J INVASIVE CARDIOL 2019;31(12):E395.
Key words: angioplasty, complications, longitudinal stent deformation
Longitudinal stent deformation (LSD), defined as the distortion or shortening of a stent in the longitudinal axis following successful stent deployment, has been recognized as an important complication of coronary angioplasty. It is caused by impact on a deployed stent by a device (such as a guide catheter or guide-catheter extension) or secondary devices (such as postdilation balloons) as a result of guidewire bias as well as the inherent mechanical properties of the stent itself. This complication may be difficult to detect angiographically, and the use of intravascular ultrasound or optical coherence tomography (OCT) can help confirm the diagnosis and guide treatment decisions, as well as avoid complications like stent thrombosis. Angiographically, LSD should be suspected with the appearance of new-onset stenosis or with an increased radiopacity in the proximal segment after stent deployment.
We present the case of a 76-year-old patient with a history of multivesssel disease and previous stents who was admitted for a new episode of angina. Right coronary artery (RCA) angiography showed a severe stenosis at the proximal segment, and a significant in-stent restenosis at the mid segment. A 3.0 x 12 mm Resolute Onyx stent (Medtronic) was implanted in the proximal RCA with excellent angiographic result. Then, a 2.75 x 26 mm Orsiro stent (Biotronik) was implanted at the mid segment of the RCA (Figures 1A and 1B). After removing the balloon from the second stent, in a new angiographic view, an increased radiopacity of the proximal edge of the ostial stent was seen, so LSD was suspected (Figure 1C). OCT showed longitudinal deformation/compression of the ostial RCA stent. Some of the proximal stent struts were visualized alongside distorted and crumpled malapposed stent struts before the guide catheter in the proximal segment on 3-dimensional rendering (Figures 1D-1F). The deformed portion of the ostial RCA was successfully stented further with a 3.0 x 9 mm Orsiro drug-eluting stent.
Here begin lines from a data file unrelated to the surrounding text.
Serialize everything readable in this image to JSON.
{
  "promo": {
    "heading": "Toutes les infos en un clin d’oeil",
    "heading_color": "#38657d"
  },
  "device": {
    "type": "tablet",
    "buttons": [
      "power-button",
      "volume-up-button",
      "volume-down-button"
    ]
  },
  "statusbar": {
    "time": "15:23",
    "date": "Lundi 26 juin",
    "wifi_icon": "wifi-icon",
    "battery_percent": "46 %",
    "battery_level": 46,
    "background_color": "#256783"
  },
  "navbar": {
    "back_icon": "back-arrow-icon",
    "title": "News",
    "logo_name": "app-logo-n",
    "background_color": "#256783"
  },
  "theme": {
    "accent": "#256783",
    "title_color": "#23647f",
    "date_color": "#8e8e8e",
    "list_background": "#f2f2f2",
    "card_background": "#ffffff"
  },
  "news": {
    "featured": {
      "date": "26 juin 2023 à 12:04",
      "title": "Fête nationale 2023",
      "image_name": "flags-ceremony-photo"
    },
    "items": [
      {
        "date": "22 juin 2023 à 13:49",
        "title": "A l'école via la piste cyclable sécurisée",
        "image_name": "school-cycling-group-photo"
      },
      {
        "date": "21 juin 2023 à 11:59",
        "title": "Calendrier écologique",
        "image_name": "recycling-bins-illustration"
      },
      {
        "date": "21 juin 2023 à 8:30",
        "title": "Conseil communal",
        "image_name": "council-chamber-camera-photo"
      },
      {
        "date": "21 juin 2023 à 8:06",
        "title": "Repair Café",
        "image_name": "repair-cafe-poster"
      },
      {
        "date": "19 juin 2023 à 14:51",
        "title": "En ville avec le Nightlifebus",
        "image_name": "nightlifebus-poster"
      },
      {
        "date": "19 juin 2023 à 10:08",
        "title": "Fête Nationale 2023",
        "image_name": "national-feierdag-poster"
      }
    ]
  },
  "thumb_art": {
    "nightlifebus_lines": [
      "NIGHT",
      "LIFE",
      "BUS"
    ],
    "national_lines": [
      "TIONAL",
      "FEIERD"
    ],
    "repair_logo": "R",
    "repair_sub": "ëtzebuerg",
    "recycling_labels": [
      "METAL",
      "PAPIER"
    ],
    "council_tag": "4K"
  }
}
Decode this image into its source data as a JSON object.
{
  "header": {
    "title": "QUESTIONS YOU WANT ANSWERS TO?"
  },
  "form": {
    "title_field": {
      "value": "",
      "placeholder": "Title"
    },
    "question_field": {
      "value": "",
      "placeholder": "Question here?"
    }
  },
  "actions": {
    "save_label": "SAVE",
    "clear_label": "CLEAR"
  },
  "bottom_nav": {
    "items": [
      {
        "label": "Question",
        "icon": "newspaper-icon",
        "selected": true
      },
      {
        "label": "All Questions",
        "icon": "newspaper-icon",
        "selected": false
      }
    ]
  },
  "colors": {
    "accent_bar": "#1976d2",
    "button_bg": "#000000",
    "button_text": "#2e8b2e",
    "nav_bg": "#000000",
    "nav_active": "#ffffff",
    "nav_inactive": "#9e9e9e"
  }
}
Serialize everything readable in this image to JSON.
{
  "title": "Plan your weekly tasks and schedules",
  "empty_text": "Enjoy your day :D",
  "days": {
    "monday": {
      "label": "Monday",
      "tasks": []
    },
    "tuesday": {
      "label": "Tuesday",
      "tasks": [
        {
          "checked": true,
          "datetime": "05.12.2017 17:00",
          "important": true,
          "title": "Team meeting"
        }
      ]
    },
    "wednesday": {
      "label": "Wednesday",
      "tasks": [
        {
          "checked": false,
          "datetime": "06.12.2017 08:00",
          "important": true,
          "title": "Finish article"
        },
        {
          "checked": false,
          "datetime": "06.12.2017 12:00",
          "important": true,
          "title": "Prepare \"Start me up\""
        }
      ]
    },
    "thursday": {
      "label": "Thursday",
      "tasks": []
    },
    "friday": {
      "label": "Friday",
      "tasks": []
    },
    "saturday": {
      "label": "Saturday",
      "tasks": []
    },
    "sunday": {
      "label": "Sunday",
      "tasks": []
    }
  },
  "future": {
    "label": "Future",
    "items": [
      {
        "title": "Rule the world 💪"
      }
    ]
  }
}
This case illustrates the value of OCT to identify and correctly diagnose longitudinal stent deformation.
From the Hospital Universitario La Paz, Madrid, Spain.
Disclosure: The authors have completed and returned the ICMJE Form for Disclosure of Potential Conflicts of Interest. The authors report no conflicts of interest regarding the content herein.
The authors report that patient consent was provided for publication of the images used herein.
Manuscript accepted March 5, 2019.
Address for correspondence: Harold Hernández-Matamoros, MD, Hospital Universitario La Paz, Paseo de la Castellana, 261, 28046 Madrid, Spain. Email: firstname.lastname@example.org